The purpose of this section is to guide teams in discussing issues related to accessibility throughout the school day, including plans for maintaining effective communication in the event that amplification systems stop working or the interpreter is absent.

A student who is deaf or hard of hearing has complex communication needs, and these needs can vary and change multiple times during the school day based on the environmental surroundings and peers. Even when using amplification, many students who have a hearing loss struggle to hear in lunch rooms, crowded hallways, assemblies, gym class, on the school bus, and even in the classroom. Transitions between classes or environmental changes can often be overlooked. It is also critical that students who are deaf and hard of hearing have access to communication during such things as emergency drills and procedures, as well as during actual emergencies. Deaf and hard of hearing students should also be afforded the same after-school opportunities as their peers.

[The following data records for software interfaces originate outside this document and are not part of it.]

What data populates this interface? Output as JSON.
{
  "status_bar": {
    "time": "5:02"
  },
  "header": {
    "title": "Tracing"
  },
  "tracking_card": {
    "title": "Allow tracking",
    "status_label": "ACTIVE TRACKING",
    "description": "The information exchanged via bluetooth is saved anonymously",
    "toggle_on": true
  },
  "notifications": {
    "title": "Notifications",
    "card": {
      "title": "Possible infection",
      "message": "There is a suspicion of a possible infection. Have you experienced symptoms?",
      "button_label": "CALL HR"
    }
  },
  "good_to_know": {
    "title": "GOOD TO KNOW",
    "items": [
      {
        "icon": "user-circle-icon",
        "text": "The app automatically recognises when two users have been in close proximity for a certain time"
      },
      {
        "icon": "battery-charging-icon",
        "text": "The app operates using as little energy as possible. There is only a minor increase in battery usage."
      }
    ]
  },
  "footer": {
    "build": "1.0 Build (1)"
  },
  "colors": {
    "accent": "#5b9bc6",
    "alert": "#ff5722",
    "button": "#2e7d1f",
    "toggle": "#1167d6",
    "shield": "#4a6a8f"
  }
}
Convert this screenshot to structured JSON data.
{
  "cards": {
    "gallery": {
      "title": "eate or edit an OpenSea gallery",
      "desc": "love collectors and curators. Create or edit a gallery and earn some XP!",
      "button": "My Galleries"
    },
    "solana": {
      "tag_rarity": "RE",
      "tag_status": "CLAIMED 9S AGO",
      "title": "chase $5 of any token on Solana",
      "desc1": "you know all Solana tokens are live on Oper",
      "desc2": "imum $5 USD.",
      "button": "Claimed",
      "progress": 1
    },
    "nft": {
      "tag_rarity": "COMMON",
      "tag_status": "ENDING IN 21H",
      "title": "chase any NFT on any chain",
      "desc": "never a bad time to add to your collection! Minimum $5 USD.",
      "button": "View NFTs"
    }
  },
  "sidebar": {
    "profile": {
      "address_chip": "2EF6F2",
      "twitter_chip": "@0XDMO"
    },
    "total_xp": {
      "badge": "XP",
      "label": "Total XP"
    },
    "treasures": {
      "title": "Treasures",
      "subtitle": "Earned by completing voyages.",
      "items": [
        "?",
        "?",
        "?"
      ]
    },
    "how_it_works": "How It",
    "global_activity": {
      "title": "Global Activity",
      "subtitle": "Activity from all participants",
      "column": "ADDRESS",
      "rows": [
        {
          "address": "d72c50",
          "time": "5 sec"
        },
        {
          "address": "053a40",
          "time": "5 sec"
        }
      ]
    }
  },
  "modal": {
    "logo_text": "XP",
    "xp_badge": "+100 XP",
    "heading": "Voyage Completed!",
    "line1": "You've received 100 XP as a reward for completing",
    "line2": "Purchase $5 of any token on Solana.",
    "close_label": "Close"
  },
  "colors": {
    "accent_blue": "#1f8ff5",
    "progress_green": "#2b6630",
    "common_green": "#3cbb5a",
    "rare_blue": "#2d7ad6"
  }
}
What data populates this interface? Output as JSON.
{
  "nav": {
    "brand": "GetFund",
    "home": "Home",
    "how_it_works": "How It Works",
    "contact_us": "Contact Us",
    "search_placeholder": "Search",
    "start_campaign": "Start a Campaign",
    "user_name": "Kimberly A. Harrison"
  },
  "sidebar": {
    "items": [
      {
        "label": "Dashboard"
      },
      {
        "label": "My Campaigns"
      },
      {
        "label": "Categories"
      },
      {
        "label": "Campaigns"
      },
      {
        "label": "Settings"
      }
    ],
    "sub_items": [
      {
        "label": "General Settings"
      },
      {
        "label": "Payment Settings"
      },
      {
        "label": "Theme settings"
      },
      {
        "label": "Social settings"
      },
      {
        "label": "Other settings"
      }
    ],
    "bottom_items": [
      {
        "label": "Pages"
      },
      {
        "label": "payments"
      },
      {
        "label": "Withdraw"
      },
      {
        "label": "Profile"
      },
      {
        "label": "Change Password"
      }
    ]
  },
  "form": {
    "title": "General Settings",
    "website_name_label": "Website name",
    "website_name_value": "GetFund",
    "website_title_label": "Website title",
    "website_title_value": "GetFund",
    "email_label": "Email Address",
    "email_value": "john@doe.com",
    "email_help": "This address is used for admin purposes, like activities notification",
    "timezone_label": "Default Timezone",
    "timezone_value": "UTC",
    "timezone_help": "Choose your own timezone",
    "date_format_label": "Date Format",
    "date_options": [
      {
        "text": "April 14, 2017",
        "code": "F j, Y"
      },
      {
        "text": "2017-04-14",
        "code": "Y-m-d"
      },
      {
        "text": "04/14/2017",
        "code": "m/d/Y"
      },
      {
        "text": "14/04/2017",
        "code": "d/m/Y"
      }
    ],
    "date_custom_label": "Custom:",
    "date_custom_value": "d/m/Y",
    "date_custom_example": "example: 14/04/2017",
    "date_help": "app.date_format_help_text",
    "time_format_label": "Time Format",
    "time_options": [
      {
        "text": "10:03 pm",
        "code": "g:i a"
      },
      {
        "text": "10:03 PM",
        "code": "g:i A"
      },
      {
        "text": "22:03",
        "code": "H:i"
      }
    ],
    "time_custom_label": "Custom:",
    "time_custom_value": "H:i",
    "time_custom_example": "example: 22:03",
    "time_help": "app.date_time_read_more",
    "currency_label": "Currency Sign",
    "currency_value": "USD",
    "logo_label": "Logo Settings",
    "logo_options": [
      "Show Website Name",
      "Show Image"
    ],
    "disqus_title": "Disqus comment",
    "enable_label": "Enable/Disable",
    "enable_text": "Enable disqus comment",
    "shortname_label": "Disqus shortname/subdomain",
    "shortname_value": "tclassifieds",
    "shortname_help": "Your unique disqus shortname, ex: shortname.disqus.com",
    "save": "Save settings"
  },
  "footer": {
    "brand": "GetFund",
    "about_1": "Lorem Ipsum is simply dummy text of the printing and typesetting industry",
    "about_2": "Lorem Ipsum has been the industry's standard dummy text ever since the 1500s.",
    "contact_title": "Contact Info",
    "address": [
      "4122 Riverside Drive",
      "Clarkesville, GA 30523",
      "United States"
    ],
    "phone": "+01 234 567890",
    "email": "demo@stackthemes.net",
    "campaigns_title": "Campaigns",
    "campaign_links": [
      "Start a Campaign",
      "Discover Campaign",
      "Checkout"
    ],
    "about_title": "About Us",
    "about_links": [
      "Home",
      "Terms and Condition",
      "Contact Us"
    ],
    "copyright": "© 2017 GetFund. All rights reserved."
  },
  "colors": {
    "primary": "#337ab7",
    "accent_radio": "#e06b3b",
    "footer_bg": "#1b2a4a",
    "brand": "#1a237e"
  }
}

As teams plan for continuous communication, ensuring access and engagement for a student across a school day, consider:

Sample Discussion Questions

  • How will communication access be provided during classroom instruction? During small-group or therapy sessions? During extracurricular activities?
  • Do parents need to request communication access for after-school events?
  • How does the student communicate with peers and staff during recess? Lunch? Does the change in room acoustics impact the student’s ability to listen?
  • If school field trips are taken, what are the plans for ensuring effective communication during the bus ride and throughout the trip?
  • What are the IEP team’s plan for finding and contacting a substitute interpreter?
  • Does the IEP team know how or where to get closed captions added to digital media?
  • Are the existing alert systems visually accessible (e.g., flashing fire alarms) for the student? Does the student understand the safety protocols for emergency situations?